Entries from a dataset of interfaces:

-=-=-

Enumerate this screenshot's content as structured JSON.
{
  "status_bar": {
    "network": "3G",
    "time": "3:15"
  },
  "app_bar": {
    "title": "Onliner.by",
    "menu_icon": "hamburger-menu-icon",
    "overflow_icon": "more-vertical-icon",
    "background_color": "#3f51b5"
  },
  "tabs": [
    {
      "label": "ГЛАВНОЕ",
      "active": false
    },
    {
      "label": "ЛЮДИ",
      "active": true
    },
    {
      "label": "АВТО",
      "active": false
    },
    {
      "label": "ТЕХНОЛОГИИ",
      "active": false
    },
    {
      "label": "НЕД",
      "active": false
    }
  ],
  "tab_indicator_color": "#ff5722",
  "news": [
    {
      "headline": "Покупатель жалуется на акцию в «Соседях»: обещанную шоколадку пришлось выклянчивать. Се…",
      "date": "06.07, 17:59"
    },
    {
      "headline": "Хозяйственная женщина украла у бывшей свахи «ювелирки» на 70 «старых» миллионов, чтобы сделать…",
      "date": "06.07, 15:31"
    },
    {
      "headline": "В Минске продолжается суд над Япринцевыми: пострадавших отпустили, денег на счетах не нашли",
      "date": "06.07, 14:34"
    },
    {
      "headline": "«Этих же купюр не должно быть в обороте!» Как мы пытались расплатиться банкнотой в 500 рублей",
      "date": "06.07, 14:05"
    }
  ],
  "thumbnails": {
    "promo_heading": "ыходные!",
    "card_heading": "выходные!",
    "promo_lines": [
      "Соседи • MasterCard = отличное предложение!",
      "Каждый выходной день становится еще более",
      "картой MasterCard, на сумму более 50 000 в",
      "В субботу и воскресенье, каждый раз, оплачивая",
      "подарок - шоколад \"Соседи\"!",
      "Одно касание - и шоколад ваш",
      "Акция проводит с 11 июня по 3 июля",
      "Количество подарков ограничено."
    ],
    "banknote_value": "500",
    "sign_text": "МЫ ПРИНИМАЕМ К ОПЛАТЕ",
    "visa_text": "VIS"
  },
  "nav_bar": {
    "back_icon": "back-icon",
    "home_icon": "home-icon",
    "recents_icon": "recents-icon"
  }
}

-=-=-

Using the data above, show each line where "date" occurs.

      "date": "06.07, 17:59"
      "date": "06.07, 15:31"
      "date": "06.07, 14:34"
      "date": "06.07, 14:05"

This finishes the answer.